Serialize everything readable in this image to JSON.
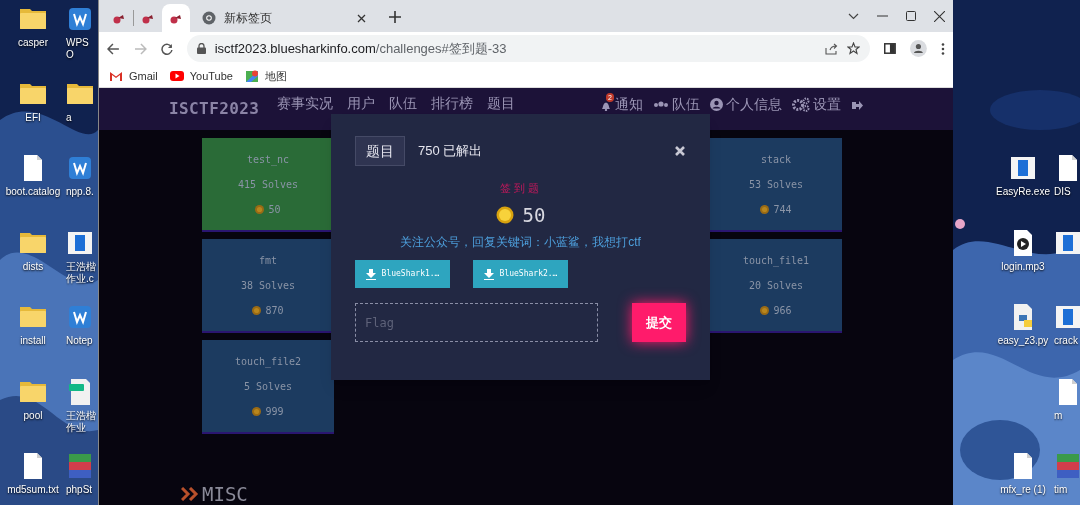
{
  "desktop": {
    "left_columns": [
      [
        {
          "kind": "folder",
          "label": "casper"
        },
        {
          "kind": "folder",
          "label": "EFI"
        },
        {
          "kind": "file",
          "label": "boot.catalog"
        },
        {
          "kind": "folder",
          "label": "dists"
        },
        {
          "kind": "folder",
          "label": "install"
        },
        {
          "kind": "folder",
          "label": "pool"
        },
        {
          "kind": "file",
          "label": "md5sum.txt"
        }
      ],
      [
        {
          "kind": "app",
          "label": "WPS O"
        },
        {
          "kind": "folder",
          "label": "a"
        },
        {
          "kind": "app",
          "label": "npp.8."
        },
        {
          "kind": "doc",
          "label": "王浩楷作业.c"
        },
        {
          "kind": "app",
          "label": "Notep"
        },
        {
          "kind": "pdf",
          "label": "王浩楷作业"
        },
        {
          "kind": "archive",
          "label": "phpSt"
        }
      ]
    ],
    "right_columns": [
      [
        {
          "kind": "empty"
        },
        {
          "kind": "empty"
        },
        {
          "kind": "doc",
          "label": "EasyRe.exe"
        },
        {
          "kind": "media",
          "label": "login.mp3"
        },
        {
          "kind": "python",
          "label": "easy_z3.py"
        },
        {
          "kind": "empty"
        },
        {
          "kind": "file",
          "label": "mfx_re (1)"
        }
      ],
      [
        {
          "kind": "empty"
        },
        {
          "kind": "empty"
        },
        {
          "kind": "file",
          "label": "DIS"
        },
        {
          "kind": "doc"
        },
        {
          "kind": "doc",
          "label": "crack"
        },
        {
          "kind": "file",
          "label": "m"
        },
        {
          "kind": "archive",
          "label": "tim"
        }
      ]
    ]
  },
  "browser": {
    "tabs": [
      {
        "kind": "site",
        "selected": false
      },
      {
        "kind": "site",
        "selected": false
      },
      {
        "kind": "site",
        "selected": true
      },
      {
        "kind": "newtab",
        "title": "新标签页",
        "selected": false
      }
    ],
    "forward_disabled": true,
    "address": {
      "host": "isctf2023.bluesharkinfo.com",
      "path": "/challenges#签到题-33"
    },
    "bookmarks": [
      {
        "kind": "gmail",
        "label": "Gmail"
      },
      {
        "kind": "youtube",
        "label": "YouTube"
      },
      {
        "kind": "maps",
        "label": "地图"
      }
    ]
  },
  "site": {
    "logo": "ISCTF2023",
    "nav_left": [
      "赛事实况",
      "用户",
      "队伍",
      "排行榜",
      "题目"
    ],
    "nav_right": [
      {
        "kind": "bell",
        "label": "通知",
        "badge": "2"
      },
      {
        "kind": "team",
        "label": "队伍"
      },
      {
        "kind": "user",
        "label": "个人信息"
      },
      {
        "kind": "gears",
        "label": "设置"
      },
      {
        "kind": "logout"
      }
    ],
    "challenges": [
      {
        "name": "test_nc",
        "solves": "415 Solves",
        "points": "50",
        "solved": true
      },
      {
        "name": "stack",
        "solves": "53 Solves",
        "points": "744",
        "solved": false
      },
      {
        "name": "fmt",
        "solves": "38 Solves",
        "points": "870",
        "solved": false
      },
      {
        "name": "touch_file1",
        "solves": "20 Solves",
        "points": "966",
        "solved": false
      },
      {
        "name": "touch_file2",
        "solves": "5 Solves",
        "points": "999",
        "solved": false
      }
    ],
    "section": "MISC"
  },
  "modal": {
    "tab": "题目",
    "solves": "750 已解出",
    "title": "签到题",
    "points": "50",
    "description": "关注公众号，回复关键词：小蓝鲨，我想打ctf",
    "files": [
      "BlueShark1.…",
      "BlueShark2.…"
    ],
    "flag_placeholder": "Flag",
    "submit": "提交"
  }
}
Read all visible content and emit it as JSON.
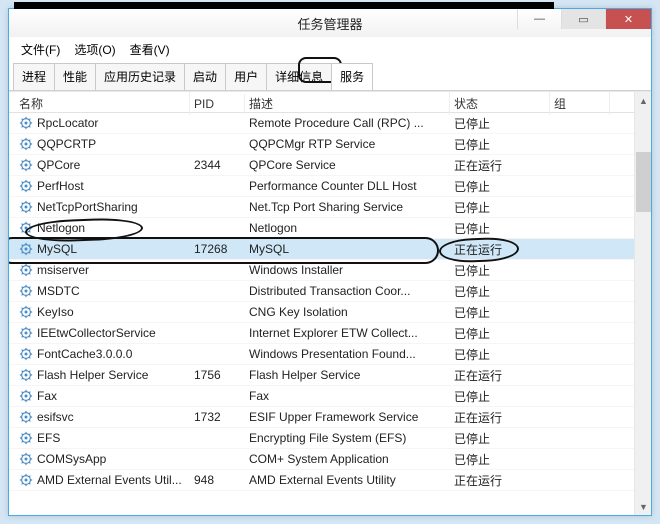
{
  "window": {
    "title": "任务管理器",
    "min_glyph": "—",
    "max_glyph": "▭",
    "close_glyph": "✕"
  },
  "menu": {
    "file": "文件(F)",
    "options": "选项(O)",
    "view": "查看(V)"
  },
  "tabs": {
    "processes": "进程",
    "performance": "性能",
    "app_history": "应用历史记录",
    "startup": "启动",
    "users": "用户",
    "details": "详细信息",
    "services": "服务"
  },
  "columns": {
    "name": "名称",
    "pid": "PID",
    "desc": "描述",
    "status": "状态",
    "group": "组"
  },
  "status_labels": {
    "stopped": "已停止",
    "running": "正在运行"
  },
  "services": [
    {
      "name": "RpcLocator",
      "pid": "",
      "desc": "Remote Procedure Call (RPC) ...",
      "status": "已停止",
      "selected": false
    },
    {
      "name": "QQPCRTP",
      "pid": "",
      "desc": "QQPCMgr RTP Service",
      "status": "已停止",
      "selected": false
    },
    {
      "name": "QPCore",
      "pid": "2344",
      "desc": "QPCore Service",
      "status": "正在运行",
      "selected": false
    },
    {
      "name": "PerfHost",
      "pid": "",
      "desc": "Performance Counter DLL Host",
      "status": "已停止",
      "selected": false
    },
    {
      "name": "NetTcpPortSharing",
      "pid": "",
      "desc": "Net.Tcp Port Sharing Service",
      "status": "已停止",
      "selected": false
    },
    {
      "name": "Netlogon",
      "pid": "",
      "desc": "Netlogon",
      "status": "已停止",
      "selected": false
    },
    {
      "name": "MySQL",
      "pid": "17268",
      "desc": "MySQL",
      "status": "正在运行",
      "selected": true
    },
    {
      "name": "msiserver",
      "pid": "",
      "desc": "Windows Installer",
      "status": "已停止",
      "selected": false
    },
    {
      "name": "MSDTC",
      "pid": "",
      "desc": "Distributed Transaction Coor...",
      "status": "已停止",
      "selected": false
    },
    {
      "name": "KeyIso",
      "pid": "",
      "desc": "CNG Key Isolation",
      "status": "已停止",
      "selected": false
    },
    {
      "name": "IEEtwCollectorService",
      "pid": "",
      "desc": "Internet Explorer ETW Collect...",
      "status": "已停止",
      "selected": false
    },
    {
      "name": "FontCache3.0.0.0",
      "pid": "",
      "desc": "Windows Presentation Found...",
      "status": "已停止",
      "selected": false
    },
    {
      "name": "Flash Helper Service",
      "pid": "1756",
      "desc": "Flash Helper Service",
      "status": "正在运行",
      "selected": false
    },
    {
      "name": "Fax",
      "pid": "",
      "desc": "Fax",
      "status": "已停止",
      "selected": false
    },
    {
      "name": "esifsvc",
      "pid": "1732",
      "desc": "ESIF Upper Framework Service",
      "status": "正在运行",
      "selected": false
    },
    {
      "name": "EFS",
      "pid": "",
      "desc": "Encrypting File System (EFS)",
      "status": "已停止",
      "selected": false
    },
    {
      "name": "COMSysApp",
      "pid": "",
      "desc": "COM+ System Application",
      "status": "已停止",
      "selected": false
    },
    {
      "name": "AMD External Events Util...",
      "pid": "948",
      "desc": "AMD External Events Utility",
      "status": "正在运行",
      "selected": false
    }
  ],
  "annotations": {
    "tab_circled": "services",
    "row_circled": "MySQL",
    "small_blobs": [
      "Netlogon",
      "MySQL_status"
    ]
  }
}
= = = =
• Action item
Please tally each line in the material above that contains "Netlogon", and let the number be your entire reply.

• Answer to the problem
3